A second project is in cooperation with Texas A&M University, and is finishing data collection on the response of the soil organic C in response to biomass harvesting and other forest management actions using radioactive C analyses and soil microbial dynamics to determine mechanistic processes.

Data from this project will also be used in a collaborative project with a scientist from the University of British Columbia and many other scientists across the U.S. and Canada to assess how soil microbial DNA varies across biogeoclimatic zones as well as in response to biomass harvesting. Finally, work on the Long-term Soil Productivity studies is being used in collaborations with scientists worldwide in a meta-analysis of biomass harvesting responses to climate, genotype, fast vs. slow-growing species, geology, and soil conditions.

Benefits:

  • Scientific basis for management guidelines on biomass removal
  • Better understanding of site variable response to nutrient removal

Cooperators:
Alabama A&M University, Texas A&M University, University of British Columbia, Long-term Soil Productivity program of the US Forest Service

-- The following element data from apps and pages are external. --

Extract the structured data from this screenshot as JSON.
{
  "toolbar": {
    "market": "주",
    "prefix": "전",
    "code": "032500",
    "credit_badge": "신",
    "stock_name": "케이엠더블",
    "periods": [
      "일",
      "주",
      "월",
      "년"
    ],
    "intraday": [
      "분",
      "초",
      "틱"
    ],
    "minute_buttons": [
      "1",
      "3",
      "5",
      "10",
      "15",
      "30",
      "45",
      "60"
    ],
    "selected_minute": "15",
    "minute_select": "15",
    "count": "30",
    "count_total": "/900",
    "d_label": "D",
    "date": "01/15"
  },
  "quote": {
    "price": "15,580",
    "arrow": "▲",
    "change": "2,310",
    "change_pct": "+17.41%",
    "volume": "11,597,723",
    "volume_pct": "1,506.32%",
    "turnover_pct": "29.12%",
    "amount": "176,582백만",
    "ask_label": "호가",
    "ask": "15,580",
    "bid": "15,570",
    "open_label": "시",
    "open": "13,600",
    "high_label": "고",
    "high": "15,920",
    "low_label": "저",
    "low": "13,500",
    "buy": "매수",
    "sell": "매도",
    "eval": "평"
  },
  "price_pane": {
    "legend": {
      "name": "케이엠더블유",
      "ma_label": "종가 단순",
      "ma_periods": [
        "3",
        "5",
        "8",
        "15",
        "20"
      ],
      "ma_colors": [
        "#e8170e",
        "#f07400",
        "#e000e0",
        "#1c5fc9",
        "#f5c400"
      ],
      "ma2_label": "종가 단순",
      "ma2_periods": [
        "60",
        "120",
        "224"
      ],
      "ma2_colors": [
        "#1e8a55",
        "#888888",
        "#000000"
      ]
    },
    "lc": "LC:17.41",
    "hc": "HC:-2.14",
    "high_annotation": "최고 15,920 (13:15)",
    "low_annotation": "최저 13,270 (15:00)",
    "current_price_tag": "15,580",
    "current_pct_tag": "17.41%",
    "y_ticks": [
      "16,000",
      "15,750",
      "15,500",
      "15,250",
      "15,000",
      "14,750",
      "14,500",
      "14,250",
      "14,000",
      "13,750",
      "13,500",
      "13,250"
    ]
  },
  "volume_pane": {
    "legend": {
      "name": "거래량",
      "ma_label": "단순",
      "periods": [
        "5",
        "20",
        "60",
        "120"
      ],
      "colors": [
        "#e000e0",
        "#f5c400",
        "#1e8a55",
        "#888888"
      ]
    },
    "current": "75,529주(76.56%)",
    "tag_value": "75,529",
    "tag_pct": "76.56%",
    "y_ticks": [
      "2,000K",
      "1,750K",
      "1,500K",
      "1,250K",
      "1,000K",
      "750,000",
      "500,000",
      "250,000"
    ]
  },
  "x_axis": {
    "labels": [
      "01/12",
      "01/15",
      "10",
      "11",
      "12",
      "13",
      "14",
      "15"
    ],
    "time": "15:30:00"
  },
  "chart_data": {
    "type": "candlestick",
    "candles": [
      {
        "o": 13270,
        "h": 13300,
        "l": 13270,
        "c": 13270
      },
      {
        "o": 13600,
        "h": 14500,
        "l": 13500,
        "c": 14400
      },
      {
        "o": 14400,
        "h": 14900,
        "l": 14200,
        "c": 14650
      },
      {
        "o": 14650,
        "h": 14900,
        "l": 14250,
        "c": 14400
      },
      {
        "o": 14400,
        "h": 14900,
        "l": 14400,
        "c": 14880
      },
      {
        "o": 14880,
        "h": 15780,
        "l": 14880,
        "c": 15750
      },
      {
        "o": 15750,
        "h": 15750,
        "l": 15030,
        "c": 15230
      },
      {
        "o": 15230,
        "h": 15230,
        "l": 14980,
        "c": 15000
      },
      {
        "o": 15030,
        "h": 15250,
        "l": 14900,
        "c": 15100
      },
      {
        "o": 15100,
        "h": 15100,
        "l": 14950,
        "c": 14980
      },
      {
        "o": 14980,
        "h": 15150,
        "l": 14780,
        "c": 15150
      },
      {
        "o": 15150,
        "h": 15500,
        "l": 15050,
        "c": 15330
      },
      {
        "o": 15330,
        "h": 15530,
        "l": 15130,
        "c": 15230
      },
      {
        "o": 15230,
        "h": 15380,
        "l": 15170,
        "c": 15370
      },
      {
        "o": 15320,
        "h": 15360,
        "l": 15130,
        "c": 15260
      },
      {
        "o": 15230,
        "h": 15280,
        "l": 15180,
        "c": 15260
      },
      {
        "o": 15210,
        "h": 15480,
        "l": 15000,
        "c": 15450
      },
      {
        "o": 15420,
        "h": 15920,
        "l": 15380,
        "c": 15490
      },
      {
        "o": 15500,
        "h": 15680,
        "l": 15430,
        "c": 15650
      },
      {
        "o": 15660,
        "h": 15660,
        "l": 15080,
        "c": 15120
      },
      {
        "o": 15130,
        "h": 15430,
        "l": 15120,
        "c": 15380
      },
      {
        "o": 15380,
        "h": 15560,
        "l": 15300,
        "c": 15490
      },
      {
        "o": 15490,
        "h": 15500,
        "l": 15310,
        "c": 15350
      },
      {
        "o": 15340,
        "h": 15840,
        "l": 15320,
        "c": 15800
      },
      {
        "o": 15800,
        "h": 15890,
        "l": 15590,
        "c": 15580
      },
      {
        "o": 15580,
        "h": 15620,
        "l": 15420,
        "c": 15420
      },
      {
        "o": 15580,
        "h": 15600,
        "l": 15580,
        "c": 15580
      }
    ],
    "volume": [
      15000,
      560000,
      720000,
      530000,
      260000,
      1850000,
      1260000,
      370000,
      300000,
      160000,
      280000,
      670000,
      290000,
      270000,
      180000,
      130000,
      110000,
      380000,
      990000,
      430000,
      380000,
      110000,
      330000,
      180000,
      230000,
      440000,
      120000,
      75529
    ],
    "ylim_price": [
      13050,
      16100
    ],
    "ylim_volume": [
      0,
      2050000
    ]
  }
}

Contacts: Andy Scott—USDA Forest Service, Southern Research Station